→ **Exercise aim**
Search the listing for the string "icon" and copy every line that contains it.

- Opening Delimiter -

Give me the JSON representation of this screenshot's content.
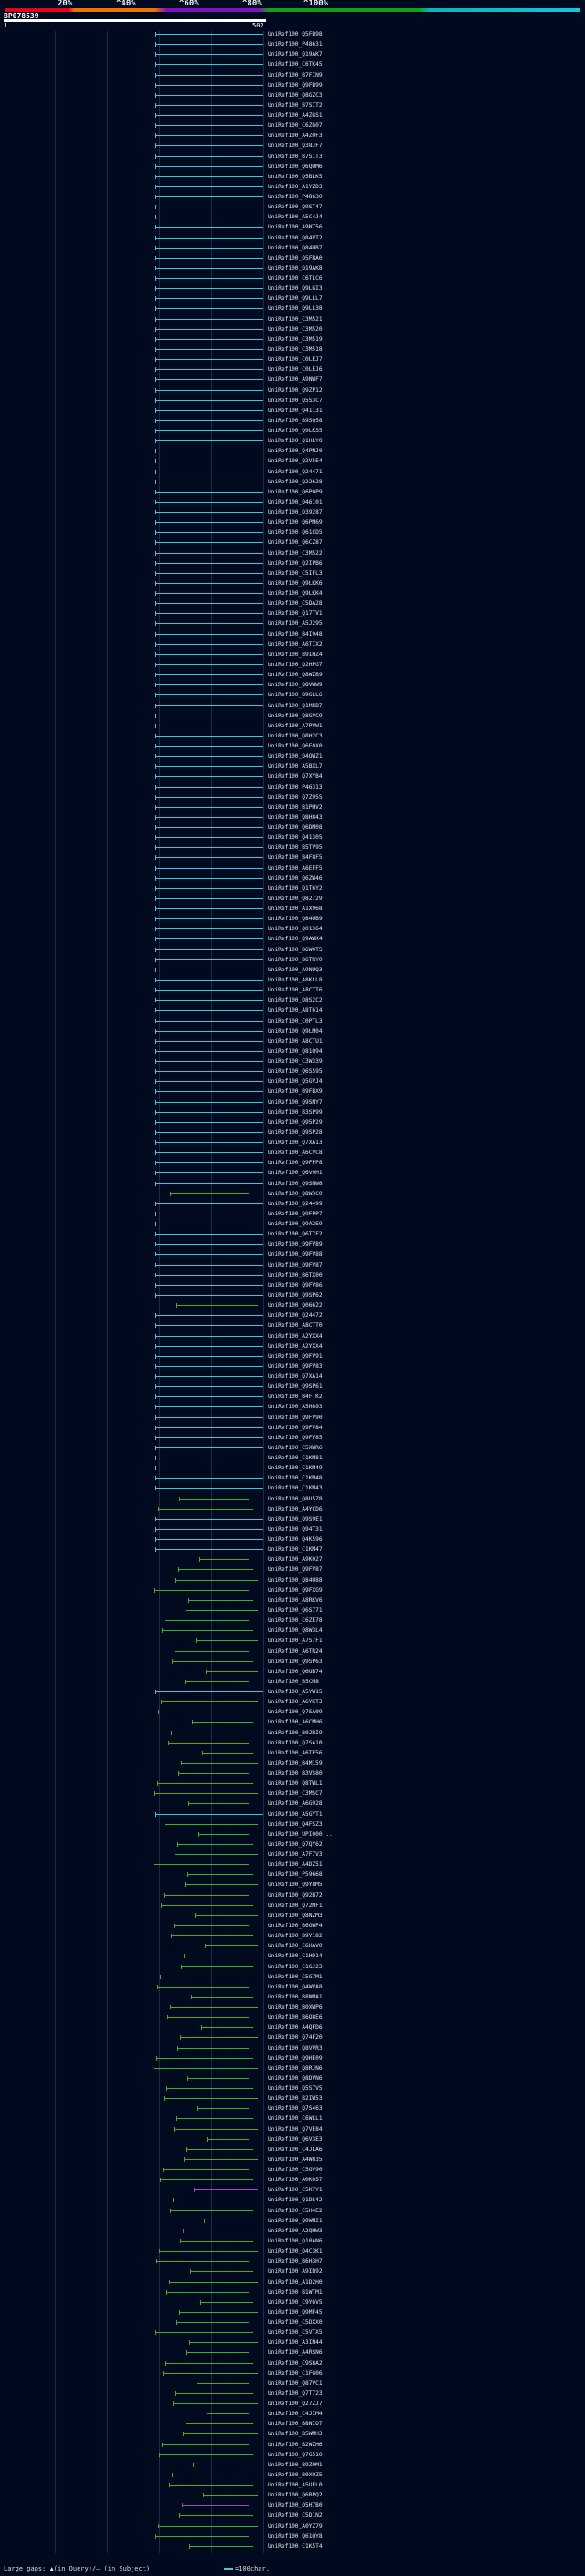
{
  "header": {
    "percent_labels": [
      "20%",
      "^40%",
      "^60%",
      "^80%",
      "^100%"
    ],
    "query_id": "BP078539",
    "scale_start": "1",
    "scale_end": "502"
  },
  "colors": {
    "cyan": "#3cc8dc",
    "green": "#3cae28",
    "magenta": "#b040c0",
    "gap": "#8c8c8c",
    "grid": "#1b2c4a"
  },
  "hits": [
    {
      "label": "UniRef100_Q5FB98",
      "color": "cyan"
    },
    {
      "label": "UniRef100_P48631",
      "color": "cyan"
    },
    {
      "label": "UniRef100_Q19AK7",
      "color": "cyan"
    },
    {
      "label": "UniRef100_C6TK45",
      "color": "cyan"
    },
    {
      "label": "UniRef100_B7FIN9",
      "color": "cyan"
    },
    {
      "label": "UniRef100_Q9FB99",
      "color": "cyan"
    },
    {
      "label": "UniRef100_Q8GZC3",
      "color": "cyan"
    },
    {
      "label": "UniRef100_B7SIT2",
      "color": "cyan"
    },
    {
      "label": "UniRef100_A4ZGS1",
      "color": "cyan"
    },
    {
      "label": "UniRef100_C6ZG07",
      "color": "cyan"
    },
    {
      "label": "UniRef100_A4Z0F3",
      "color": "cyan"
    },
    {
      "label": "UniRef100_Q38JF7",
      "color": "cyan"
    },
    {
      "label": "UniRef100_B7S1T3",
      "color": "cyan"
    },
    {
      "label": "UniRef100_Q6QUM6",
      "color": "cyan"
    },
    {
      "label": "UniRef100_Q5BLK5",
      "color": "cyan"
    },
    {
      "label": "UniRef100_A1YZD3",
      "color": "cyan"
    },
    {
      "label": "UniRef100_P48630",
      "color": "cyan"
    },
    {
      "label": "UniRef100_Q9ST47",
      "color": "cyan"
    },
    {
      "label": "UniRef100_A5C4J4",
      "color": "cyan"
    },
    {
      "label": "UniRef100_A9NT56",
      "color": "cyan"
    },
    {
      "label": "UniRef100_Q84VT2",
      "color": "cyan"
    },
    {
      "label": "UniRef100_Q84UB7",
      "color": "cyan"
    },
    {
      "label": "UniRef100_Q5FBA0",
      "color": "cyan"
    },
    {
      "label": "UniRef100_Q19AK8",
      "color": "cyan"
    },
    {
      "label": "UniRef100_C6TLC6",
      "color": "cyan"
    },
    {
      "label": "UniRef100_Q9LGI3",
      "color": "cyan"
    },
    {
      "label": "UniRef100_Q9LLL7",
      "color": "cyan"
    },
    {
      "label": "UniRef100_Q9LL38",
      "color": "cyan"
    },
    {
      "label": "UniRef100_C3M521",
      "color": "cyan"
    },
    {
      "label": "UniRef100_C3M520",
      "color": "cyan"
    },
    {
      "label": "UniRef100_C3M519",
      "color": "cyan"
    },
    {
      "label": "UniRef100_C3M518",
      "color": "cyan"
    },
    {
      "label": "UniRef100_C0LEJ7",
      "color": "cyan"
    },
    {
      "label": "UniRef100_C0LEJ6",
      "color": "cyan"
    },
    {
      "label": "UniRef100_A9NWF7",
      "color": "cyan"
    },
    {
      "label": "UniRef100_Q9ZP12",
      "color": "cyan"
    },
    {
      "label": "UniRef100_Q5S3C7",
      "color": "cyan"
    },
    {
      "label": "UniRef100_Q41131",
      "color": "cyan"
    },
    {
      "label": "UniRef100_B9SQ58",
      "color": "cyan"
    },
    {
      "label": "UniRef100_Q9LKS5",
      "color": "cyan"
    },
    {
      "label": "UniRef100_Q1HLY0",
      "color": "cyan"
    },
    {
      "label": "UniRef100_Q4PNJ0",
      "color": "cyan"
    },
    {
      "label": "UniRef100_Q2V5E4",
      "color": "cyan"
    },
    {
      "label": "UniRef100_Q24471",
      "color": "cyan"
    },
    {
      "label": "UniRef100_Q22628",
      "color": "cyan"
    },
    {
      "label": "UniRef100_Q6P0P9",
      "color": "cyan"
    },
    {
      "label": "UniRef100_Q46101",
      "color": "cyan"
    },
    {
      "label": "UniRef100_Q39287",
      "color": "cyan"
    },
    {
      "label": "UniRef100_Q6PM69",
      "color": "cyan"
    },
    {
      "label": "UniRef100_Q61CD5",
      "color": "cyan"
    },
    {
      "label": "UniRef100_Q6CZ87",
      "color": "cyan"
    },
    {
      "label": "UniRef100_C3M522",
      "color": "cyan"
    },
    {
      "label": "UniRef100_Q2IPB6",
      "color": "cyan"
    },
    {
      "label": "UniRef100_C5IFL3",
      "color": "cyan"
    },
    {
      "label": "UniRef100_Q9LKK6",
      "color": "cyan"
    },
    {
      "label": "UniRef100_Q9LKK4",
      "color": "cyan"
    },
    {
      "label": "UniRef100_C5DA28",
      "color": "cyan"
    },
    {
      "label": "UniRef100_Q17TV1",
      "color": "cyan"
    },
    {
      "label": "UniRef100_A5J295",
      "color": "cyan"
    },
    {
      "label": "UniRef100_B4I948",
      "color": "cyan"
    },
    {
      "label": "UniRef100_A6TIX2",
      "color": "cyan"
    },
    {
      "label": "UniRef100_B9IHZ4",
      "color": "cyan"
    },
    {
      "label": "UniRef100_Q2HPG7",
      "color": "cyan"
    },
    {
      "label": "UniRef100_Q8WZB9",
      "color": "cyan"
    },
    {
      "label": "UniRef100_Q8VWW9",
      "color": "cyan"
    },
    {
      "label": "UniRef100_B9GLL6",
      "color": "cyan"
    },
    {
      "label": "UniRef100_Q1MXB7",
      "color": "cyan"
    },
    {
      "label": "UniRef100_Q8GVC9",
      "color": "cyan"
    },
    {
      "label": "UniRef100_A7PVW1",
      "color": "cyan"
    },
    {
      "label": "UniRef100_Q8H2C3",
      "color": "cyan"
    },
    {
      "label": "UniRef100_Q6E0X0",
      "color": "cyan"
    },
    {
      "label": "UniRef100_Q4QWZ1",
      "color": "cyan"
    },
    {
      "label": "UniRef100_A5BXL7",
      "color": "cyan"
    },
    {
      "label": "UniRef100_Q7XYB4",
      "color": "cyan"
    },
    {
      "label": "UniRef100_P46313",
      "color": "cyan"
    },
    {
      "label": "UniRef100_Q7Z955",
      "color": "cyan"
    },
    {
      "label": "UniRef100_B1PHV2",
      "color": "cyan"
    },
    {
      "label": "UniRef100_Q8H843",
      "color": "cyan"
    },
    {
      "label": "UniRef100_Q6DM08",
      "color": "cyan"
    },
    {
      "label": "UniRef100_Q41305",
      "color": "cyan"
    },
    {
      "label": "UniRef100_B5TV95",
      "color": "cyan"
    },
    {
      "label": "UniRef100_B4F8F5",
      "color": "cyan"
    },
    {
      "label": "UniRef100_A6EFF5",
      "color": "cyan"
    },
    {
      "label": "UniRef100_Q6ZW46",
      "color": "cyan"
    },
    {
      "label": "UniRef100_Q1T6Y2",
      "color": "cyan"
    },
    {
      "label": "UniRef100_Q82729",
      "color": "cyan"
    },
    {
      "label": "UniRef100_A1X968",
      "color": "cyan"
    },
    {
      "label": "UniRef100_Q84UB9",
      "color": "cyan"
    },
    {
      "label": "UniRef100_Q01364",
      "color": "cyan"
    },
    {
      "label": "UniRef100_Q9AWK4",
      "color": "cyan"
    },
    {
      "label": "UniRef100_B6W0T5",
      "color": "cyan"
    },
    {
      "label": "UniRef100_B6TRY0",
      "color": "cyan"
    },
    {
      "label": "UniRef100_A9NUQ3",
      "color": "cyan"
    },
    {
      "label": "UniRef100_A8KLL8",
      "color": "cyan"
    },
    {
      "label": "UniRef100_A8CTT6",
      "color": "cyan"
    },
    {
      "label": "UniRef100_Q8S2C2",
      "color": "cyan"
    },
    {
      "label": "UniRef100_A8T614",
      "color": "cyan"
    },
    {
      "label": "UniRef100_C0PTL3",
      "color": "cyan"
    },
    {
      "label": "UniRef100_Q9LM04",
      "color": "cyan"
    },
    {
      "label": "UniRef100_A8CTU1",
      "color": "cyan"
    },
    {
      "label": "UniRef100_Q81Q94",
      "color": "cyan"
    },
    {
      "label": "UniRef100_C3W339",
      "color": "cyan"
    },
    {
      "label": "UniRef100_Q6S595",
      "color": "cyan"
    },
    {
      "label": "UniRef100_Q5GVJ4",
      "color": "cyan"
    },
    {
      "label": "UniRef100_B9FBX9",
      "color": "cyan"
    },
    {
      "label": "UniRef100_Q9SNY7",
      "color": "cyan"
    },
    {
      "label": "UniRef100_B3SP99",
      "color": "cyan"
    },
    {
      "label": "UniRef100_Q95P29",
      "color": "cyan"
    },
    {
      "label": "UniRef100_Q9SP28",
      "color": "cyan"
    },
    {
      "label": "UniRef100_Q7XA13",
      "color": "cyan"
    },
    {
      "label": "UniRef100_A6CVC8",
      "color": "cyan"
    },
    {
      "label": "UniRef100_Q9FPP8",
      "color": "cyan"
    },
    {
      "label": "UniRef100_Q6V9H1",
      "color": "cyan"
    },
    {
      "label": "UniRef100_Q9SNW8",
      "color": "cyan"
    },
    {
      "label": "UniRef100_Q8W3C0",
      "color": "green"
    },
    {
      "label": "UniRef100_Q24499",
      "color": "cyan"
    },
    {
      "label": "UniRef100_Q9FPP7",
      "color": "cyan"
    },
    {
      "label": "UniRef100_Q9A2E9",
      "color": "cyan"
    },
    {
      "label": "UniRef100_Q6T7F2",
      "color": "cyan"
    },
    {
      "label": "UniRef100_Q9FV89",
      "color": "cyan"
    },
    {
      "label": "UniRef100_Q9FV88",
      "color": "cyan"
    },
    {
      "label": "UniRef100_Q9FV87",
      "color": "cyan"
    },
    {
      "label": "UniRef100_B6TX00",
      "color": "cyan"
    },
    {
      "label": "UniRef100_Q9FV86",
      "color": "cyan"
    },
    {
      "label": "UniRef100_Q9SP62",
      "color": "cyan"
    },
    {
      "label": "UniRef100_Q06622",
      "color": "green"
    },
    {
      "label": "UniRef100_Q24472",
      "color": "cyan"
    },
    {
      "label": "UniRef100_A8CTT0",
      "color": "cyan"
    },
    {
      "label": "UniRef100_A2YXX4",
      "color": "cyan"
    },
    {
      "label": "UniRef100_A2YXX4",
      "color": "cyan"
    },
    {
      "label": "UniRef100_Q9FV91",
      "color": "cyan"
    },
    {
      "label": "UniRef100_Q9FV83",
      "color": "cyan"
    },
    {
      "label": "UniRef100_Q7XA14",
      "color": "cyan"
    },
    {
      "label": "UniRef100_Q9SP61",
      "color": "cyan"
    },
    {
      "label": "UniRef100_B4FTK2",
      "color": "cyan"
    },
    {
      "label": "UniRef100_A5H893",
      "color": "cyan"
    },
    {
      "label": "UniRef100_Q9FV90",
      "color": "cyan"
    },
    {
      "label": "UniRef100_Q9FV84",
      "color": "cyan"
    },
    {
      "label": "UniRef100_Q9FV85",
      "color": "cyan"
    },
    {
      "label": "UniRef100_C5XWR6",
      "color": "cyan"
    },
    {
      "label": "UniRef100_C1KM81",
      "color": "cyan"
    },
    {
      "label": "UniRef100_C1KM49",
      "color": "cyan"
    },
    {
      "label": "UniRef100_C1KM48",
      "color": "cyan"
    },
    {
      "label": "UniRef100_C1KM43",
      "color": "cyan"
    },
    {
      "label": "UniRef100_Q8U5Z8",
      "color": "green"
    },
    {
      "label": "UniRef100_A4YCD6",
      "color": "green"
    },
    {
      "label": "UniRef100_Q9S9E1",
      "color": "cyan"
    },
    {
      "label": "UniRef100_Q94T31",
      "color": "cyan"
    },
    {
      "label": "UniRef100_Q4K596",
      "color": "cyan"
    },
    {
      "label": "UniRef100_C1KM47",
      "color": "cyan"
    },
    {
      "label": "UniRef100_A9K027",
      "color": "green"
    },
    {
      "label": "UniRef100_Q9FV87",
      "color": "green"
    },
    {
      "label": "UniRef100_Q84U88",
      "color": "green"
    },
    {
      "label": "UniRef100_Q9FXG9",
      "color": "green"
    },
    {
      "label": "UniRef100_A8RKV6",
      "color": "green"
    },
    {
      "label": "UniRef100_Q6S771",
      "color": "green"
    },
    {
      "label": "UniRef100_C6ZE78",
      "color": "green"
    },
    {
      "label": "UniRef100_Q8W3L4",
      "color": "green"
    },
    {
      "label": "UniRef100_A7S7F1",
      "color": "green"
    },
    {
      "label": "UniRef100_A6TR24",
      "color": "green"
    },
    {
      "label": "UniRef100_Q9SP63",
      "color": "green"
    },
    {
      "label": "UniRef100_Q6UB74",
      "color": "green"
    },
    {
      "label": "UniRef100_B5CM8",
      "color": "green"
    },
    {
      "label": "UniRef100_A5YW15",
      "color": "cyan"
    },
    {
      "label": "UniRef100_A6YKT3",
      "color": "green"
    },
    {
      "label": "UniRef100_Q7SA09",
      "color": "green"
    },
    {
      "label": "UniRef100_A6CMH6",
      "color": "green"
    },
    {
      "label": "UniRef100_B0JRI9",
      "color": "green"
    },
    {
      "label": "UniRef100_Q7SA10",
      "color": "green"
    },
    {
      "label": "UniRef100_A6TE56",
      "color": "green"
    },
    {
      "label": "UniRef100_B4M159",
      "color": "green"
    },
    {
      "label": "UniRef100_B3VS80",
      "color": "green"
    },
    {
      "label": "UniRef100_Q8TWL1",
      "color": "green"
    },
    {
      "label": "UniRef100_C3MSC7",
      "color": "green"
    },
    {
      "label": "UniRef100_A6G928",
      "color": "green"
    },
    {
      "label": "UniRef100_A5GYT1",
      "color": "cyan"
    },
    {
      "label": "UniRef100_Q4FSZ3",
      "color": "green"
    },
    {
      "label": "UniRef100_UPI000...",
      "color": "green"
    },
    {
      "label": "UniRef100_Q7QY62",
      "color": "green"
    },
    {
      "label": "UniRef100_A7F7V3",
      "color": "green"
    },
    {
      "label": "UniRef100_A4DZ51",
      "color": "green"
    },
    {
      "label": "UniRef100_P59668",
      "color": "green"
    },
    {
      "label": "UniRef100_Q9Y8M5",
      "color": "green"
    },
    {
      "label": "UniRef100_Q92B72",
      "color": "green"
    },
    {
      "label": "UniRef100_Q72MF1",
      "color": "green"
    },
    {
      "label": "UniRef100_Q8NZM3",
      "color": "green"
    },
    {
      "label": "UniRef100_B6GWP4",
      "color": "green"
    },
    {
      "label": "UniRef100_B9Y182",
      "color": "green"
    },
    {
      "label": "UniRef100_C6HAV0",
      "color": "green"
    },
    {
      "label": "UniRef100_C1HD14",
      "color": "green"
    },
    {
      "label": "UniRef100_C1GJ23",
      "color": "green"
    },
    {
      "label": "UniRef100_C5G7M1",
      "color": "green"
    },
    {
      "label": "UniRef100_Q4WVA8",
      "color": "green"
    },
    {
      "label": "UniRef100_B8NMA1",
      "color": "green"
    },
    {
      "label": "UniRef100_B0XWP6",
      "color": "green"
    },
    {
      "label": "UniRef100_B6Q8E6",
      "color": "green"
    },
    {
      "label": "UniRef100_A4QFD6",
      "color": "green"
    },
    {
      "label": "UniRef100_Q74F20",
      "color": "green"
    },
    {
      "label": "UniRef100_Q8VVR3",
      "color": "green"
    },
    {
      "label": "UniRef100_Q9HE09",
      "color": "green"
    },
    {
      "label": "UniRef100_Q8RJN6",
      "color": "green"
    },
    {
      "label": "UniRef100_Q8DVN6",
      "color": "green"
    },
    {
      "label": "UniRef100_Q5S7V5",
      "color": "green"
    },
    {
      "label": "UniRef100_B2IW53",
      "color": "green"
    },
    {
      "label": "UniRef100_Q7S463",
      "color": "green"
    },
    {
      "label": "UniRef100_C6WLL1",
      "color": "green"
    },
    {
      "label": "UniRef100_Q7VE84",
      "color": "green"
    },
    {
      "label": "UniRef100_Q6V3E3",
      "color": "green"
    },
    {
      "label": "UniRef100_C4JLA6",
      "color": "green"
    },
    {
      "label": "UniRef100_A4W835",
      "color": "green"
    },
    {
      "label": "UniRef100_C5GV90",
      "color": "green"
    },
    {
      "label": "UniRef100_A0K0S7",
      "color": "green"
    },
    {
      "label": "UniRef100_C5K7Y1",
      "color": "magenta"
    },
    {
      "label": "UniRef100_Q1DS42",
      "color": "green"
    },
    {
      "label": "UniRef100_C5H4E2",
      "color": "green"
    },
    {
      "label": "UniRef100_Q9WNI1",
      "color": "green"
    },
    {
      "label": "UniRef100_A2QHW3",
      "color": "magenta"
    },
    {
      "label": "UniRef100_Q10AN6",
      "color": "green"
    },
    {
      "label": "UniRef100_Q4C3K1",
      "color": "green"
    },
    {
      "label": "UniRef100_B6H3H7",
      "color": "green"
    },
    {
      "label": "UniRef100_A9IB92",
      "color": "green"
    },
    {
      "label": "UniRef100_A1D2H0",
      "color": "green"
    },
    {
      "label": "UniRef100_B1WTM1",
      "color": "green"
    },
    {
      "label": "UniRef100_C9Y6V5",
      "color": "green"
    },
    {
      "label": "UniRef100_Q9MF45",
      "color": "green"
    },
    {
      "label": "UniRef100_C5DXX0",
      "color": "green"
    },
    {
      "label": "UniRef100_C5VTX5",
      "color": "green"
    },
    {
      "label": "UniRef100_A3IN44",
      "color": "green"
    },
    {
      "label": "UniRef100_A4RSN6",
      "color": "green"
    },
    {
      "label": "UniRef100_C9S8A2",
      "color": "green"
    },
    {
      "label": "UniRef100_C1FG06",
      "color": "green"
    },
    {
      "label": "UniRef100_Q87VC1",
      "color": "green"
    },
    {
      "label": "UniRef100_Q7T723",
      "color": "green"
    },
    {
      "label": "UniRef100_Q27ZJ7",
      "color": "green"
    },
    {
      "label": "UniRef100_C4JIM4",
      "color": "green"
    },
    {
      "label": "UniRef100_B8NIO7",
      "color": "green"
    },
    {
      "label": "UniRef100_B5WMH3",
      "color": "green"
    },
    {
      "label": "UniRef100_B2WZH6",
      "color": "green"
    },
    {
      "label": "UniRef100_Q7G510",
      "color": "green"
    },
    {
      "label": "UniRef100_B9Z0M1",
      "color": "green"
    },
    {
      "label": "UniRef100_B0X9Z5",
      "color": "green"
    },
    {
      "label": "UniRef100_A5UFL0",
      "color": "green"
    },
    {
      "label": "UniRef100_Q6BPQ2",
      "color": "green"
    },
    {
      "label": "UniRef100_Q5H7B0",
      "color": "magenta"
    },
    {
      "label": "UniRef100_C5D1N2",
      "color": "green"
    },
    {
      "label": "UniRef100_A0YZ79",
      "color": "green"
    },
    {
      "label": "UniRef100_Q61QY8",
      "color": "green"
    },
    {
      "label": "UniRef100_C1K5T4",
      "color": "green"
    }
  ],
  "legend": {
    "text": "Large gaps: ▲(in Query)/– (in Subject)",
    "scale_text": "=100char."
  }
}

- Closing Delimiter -
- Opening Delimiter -

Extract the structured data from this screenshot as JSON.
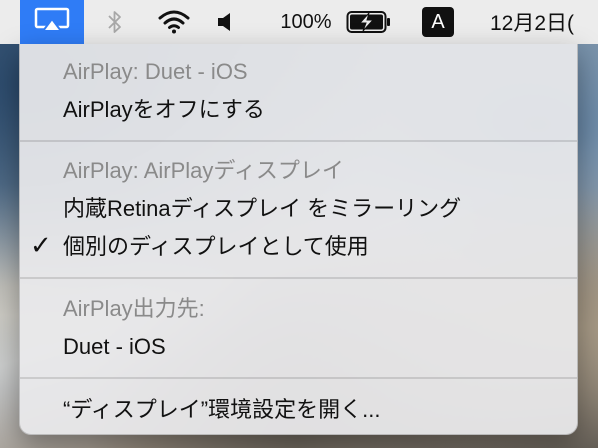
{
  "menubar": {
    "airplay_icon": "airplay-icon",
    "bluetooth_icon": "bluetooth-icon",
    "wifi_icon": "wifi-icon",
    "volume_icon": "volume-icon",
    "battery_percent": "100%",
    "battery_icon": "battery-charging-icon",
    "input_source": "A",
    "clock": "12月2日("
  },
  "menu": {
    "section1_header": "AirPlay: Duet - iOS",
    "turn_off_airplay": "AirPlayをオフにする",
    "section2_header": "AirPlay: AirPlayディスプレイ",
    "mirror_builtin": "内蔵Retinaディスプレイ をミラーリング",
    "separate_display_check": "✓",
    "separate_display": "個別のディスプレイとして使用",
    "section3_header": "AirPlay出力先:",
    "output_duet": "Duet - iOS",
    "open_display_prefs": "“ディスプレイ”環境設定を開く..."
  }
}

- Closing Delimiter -

→ **Exercise result**
    "airplay_icon": "airplay-icon",
    "bluetooth_icon": "bluetooth-icon",
    "wifi_icon": "wifi-icon",
    "volume_icon": "volume-icon",
    "battery_icon": "battery-charging-icon",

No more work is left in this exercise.